Henri Verneuil's The Burglars has a bit of a cult reputation for an infamous car chase through Greece - fully deserved for that lone, incredible sequence - but more than thirty years since its theatrical release, the flaws in this second attempt at adapting David Goodis' novel to the big screen are painfully evident.
Clearly aimed at the global arena, the casting was meant to please British, French, and American markets, and Dyan Cannon's presence as an idyllic love interest fuels interludes of roguish charm with gleefully overconfident Jean-Paul Belmondo. In Burglars, her third-billing is merely a billboard lure, since her handful of scenes restrict the grinning actress to short moments of Belmondo bar chatter, a brief exterior scene, and a slap-around session that's part of Verneuil's weak attempt to add classic crime conventions to a film already hampered by an opening heist larded with fantastical Bondian gadgetry. (If the clock is ticking, carting a chrome-polished gizmo on site with all kinds of knobs, buttons, and paper insertions is an invitation for easy police arrest.)

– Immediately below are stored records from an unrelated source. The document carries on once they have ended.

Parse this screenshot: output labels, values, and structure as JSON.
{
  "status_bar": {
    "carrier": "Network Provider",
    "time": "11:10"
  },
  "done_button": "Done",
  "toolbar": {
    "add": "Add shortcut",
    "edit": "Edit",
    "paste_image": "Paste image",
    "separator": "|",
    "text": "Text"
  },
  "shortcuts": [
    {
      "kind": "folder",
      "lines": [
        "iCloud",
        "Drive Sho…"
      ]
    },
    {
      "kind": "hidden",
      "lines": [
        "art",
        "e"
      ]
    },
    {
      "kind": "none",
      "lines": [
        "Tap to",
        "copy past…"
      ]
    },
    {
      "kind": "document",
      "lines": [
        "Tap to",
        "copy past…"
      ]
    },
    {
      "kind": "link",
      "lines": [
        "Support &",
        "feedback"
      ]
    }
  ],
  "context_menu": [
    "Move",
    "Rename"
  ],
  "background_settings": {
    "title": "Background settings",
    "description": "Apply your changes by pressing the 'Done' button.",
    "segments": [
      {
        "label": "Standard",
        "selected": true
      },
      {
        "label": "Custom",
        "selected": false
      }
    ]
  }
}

It's a hit and mostly miss production, though Sharif - clearly relishing his chance to incinerate the last traces of his matinee persona - is delightful as the corrupt top-cop able to chase Belmondo through the streets of the film's undefined Mediterranean city with impunity, and avoid killing a single gawking bystander. (Sharif really began to radicalize his image in 1968 by playing the double-crossing slimeball in J. Lee Thompson's similarly bloated, but way more fun western suspenser, MacKenna's Gold.) Sharif's scene in a grainery is often cited as a classic depiction of cruel (but deserved) irony, but his best moment involves a casual game of bullseye, testing marksmanship against mounting intoxification.
The cited car chase (ah, the legacy of Bullitt) is another prime example of some first-rate stunt driving, and Verneuil makes sure the mounting speed, screeching tires, and vehicular trauma are conveyed from myriad angles - with plenty of shrapnel flying off in every direction. Just as memorable are Belmondo's actual stunts, which include an outrageous chase atop moving cars and bus; and one stunning shot that has the film's star falling away from the camera and down a treacherous hillside (hence the film's catchy poster art) before he bounces another few meters into a dusty heap. Those moments alone make the film worth a peek, but the lack of any meaty story - wrapped up in the shorter, original 1957 Columbia film, The Burglar, with Dan Duryea and Jane Mansfield - makes it a tough journey.
Alpha Digital's DVD boasts an anamorphic transfer of a widescreen print, but it's a pretty beat-up copy that the discs' producers have used. The opening titles still lose content at the edges, and there's nasty scratches plaguing the first reel. The colours also fade and shift in certain reels, and the print sharpness is unbalanced. It's still the only way at present to see the film in its huge 'scope ratio, but Claude Renoir's elegant cinematography won't be dignified until Burglars receives a proper DVD release.
In terms of Extras, the disc includes a short still montage, with lobby cards and some behind-the-scenes stills edited to a stereo track from Ennio Morricone's evil score - itself largely comprised of a maniacally repetitive main theme that rapidly devolves into pure Muzak. (Those familiar with the score but having never seen the film should get an amusing jolt from the bizarre girl-girl dance number. Using garish primary colours and oversized geometric blocks, the number's now-laughable modernity is set to a silky, brassy, jazz track, showcasing Edda Dell'Orso's prominent crooning.)
Some great sequences, but pretty tepid.
© 2005 Mark R. Hasan